Volunteered Maintainer(s) for the Nikon F5 Message Board: Tony Davies-Patrick, UK; Rick Oleson, US; Koh Kho King, Malaysia.
Credit: Mr. Chuck Hester, US for his text re-editing skill for this site; Our staff, HowKiat® who created the 3D-Nikon F5 logo. Mr. Lew Chee Wai of YL camera for lending his F5 for me to take some shots appeared in this site. All those nice folks who have contributed their images, in particular Mr. Mike Long, Edwin leong, Palmi Einarsson, Sergio Pessolano, Fred Kamphues, Harry Eggens, Curtis Forrester, Nick (Natures Moments), Sandra Bartocha; fellow countrymen, Vincent Thian, Koh Kho King, Philip Chong, CY Leow etc. and contributions from a few nice folks from Photo Malaysia Forum. Disclaimers & acknowledgments: Certain content and images appeared in this site were either scanned from official marketing leaflets, brochures published by Nikon and/or contribution from surfers who claimed originality of their own work for public publishing in this website, where majority of the extracted information are used basing on educational merits.

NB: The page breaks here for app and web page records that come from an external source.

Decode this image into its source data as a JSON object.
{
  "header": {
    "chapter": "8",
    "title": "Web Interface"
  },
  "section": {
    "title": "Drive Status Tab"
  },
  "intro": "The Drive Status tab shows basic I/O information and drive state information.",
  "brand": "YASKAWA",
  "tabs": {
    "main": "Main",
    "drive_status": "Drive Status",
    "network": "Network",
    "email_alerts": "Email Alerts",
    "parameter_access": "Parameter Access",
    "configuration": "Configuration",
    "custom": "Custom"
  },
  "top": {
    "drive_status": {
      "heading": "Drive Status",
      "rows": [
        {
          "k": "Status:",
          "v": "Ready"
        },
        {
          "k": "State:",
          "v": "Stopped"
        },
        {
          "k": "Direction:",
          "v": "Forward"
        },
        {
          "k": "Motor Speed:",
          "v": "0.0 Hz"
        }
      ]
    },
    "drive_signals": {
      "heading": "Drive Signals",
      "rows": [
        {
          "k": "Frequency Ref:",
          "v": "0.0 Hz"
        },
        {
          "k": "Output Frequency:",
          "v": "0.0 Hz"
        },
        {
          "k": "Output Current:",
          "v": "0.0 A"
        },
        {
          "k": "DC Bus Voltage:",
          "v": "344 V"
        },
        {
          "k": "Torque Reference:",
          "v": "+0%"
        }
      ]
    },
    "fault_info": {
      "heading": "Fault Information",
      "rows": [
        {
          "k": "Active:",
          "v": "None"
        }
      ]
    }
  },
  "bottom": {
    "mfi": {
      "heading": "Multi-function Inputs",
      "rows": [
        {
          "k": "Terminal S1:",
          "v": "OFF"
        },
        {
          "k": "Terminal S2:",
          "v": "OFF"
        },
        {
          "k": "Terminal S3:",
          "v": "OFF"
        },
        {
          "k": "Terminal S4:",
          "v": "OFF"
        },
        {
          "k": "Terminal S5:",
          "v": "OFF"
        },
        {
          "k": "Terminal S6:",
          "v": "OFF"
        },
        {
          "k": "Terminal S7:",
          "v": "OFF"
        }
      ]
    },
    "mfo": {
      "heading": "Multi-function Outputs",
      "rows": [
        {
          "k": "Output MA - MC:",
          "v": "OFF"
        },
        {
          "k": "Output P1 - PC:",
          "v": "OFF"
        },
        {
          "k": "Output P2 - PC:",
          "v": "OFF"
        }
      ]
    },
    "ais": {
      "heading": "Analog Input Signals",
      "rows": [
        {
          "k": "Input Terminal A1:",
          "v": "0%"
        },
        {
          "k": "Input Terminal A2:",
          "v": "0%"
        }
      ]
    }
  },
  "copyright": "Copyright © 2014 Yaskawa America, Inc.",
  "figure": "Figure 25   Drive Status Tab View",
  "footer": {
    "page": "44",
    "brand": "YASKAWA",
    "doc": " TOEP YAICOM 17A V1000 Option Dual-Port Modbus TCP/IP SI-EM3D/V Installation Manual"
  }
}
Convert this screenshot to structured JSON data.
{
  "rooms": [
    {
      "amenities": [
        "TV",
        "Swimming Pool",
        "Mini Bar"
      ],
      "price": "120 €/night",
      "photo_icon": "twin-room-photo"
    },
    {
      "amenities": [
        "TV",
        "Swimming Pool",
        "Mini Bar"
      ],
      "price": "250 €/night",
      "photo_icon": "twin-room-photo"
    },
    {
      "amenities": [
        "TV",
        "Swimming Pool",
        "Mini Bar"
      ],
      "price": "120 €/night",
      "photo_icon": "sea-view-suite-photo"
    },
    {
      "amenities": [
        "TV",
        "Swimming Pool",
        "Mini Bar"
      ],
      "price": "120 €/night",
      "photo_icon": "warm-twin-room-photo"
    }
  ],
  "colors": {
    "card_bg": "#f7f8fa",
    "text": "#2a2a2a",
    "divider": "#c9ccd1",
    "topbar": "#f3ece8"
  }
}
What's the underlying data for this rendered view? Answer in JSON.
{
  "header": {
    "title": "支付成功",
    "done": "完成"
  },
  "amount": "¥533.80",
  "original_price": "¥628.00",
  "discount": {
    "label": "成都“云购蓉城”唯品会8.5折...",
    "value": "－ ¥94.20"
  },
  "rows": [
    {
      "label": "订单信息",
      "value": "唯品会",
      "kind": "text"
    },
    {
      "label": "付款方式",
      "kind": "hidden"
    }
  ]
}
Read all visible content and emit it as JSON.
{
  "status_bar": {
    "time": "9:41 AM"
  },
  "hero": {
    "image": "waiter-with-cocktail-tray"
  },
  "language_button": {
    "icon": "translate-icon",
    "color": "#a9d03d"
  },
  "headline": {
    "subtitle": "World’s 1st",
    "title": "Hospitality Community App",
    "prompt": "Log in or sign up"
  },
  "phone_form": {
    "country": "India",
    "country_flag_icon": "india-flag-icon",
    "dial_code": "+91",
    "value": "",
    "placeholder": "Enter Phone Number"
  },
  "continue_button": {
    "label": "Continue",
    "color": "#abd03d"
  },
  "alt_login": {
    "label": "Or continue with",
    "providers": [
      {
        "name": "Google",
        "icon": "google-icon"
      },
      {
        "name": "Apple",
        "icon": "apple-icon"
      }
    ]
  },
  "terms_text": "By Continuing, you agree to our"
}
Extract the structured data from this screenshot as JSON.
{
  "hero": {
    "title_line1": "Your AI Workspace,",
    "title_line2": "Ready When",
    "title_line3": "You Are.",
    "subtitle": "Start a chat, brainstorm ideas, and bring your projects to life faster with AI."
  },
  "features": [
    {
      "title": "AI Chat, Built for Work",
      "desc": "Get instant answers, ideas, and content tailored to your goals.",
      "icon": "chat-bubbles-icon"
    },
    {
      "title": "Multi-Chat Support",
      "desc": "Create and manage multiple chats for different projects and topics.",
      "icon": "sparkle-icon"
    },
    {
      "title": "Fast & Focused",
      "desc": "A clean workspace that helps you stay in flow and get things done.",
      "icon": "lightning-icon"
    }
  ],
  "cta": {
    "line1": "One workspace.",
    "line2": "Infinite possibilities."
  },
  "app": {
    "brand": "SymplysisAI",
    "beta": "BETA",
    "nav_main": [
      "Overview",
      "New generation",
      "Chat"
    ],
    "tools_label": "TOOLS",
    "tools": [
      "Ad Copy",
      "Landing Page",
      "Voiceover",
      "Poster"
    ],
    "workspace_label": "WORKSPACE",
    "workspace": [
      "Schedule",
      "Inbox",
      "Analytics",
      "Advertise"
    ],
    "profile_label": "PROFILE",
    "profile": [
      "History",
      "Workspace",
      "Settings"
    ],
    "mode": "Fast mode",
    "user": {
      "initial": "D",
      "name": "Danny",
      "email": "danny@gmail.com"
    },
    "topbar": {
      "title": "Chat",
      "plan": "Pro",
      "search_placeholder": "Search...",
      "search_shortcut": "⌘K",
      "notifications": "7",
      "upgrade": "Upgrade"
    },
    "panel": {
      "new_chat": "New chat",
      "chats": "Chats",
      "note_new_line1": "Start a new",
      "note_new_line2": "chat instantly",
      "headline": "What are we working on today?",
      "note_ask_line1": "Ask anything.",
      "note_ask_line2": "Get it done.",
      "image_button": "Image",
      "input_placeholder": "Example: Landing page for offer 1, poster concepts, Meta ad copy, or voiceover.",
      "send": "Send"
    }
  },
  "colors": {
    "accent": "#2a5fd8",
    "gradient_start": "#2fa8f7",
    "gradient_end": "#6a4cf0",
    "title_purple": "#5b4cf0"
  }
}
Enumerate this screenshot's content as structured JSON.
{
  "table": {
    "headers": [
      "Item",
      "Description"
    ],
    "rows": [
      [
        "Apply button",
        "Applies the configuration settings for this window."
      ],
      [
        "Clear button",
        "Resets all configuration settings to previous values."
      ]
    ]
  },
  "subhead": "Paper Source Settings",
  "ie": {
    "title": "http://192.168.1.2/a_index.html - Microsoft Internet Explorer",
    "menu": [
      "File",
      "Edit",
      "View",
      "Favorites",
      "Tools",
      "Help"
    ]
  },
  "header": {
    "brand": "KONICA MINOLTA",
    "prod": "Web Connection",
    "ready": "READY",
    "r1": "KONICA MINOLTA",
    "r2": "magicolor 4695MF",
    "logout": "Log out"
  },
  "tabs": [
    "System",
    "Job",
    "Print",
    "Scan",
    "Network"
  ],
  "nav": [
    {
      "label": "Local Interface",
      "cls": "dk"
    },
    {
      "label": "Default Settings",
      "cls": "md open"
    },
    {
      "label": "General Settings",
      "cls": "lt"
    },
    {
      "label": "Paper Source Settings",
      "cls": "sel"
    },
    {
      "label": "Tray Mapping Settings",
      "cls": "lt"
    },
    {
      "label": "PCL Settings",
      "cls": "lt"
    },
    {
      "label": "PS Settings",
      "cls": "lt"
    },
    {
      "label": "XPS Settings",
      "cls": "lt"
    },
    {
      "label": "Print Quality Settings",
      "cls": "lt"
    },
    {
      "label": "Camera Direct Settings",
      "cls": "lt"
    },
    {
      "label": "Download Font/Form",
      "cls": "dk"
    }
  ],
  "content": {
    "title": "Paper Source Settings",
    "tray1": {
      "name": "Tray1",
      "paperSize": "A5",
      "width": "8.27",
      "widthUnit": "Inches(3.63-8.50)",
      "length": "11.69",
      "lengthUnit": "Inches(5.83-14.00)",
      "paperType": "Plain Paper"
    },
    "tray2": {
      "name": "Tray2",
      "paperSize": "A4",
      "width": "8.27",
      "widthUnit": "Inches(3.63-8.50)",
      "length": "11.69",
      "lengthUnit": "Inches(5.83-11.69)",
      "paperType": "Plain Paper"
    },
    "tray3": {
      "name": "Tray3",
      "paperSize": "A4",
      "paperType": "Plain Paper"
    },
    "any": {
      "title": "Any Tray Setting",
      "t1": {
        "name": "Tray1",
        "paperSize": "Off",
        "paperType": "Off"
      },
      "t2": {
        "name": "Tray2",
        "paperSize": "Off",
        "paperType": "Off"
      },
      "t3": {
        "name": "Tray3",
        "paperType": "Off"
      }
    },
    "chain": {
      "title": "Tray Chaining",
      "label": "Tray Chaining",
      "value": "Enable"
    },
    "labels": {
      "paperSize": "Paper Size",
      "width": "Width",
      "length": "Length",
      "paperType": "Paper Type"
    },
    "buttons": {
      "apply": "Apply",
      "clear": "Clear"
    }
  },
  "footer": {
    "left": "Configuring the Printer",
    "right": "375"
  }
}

The creator of this site will not be responsible for any discrepancies that may arise from any possible dispute except rectifying them after verification from respective source. Neither Nikon or its associates has granted any permission(s) in using their public information nor has any interest in the creation of this site. "Nikon", "Nikkormat", "Nippon Kokagu KK" "Silent Wave", "Focus Tracking Lock-on", "Nikkor" & other applicable technical/business terms are registered trade name(s) of Nikon Corporation Inc., Japan. Site made with an Apple G5 IMac.